Conflict theory is a part of the social sciences and seeks to analyze the political, economic and social inequalities within cultures. Conflict theory is associated with Marxism, but has been used within social science theories such as functionalism and positivism.
One aspect of culture is expressed in the varying institutions of religion, which are a natural outgrowth of human behaviors and social groups. Religion is largely an attempt to add structure and understanding to the universe, and as such will seek to explain the noticeable inequalities that exist in human culture.
Religion perpetuates conflict
Because of religion's role of providing explanations for the state of the world, religion tends to offer explanations for social inequalities and often will perpetuate them by giving them divine sanction. Religion acts as a justifications of the inequalities and thus lays a foundation for social conflict that is only accidentally based upon religious identification.

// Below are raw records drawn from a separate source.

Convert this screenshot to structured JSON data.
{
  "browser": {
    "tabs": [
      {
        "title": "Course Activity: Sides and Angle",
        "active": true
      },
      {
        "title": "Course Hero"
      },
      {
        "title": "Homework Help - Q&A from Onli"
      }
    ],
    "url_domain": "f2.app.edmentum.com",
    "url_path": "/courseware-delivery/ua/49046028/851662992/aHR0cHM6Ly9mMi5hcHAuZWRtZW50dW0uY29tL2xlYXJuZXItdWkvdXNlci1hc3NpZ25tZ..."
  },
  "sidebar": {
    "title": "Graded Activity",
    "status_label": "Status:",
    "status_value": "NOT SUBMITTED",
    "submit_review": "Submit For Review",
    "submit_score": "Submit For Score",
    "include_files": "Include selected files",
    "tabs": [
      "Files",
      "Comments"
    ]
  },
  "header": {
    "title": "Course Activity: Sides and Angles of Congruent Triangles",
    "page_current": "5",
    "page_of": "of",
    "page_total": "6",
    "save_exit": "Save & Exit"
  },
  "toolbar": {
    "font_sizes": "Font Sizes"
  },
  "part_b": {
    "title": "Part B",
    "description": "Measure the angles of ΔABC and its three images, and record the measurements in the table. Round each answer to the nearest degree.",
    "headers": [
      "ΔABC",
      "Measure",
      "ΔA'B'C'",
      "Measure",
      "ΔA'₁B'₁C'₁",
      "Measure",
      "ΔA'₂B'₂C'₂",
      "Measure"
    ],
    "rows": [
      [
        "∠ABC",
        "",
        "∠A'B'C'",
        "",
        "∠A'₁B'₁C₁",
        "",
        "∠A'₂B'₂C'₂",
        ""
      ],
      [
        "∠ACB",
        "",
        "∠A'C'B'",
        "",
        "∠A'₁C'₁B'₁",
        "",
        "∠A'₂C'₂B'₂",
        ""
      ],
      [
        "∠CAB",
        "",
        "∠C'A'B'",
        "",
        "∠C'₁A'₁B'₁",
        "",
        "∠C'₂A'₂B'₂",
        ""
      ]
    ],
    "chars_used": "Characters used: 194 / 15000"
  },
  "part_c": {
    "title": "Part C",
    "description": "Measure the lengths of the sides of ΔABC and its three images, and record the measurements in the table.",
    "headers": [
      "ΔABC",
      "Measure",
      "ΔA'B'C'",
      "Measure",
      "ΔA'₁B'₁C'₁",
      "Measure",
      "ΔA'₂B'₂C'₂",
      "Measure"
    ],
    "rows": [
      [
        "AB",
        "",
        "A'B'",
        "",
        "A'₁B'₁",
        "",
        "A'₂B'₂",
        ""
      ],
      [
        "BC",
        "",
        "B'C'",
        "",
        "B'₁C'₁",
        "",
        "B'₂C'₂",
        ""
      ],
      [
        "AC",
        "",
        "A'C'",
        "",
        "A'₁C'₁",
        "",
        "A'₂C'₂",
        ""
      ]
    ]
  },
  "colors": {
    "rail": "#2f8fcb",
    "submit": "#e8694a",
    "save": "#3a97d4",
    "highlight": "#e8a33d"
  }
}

Religious conflict mimics social conflicts
The natural cultural conflicts that emerge in culture are played out within different religious communities. Because social groups tend to be of the same religious tradition, group identifications will tend to overlap with religious identification. Thus the conflicts between religious groups are often based upon conflicts between the groups themselves for other social, political and economic reasons.
This is true especially where one religion is dominant over others. A group's religious identification will thus act as an indicator of social status. A minority religious group, whether part of the same larger religious tradition as the majority or not, will experience the social stigma in the same way as any other minority group, while incorporating the minority social status into its theology and religious worldview. Comparatively, the dominant group enjoys its social position while often absorbing the role of affluence into its theology and religious worldview.
Religion magnifies social inequalities
The theological differences between religious groups will magnify the preexisting social, political and economic differences by incorporating those inequalities into the group's religious identification and theology over time. The more a group identifies with its social status, the more the group will incorporate this status into its worldview and thus its views about the supernatural and its religious beliefs.
By associating their social status with their theology and religious worldview, the inequalities become magnified and even absorbed into the group identity. Thus a groups' social status will become reflected by the groups' religious ideologies.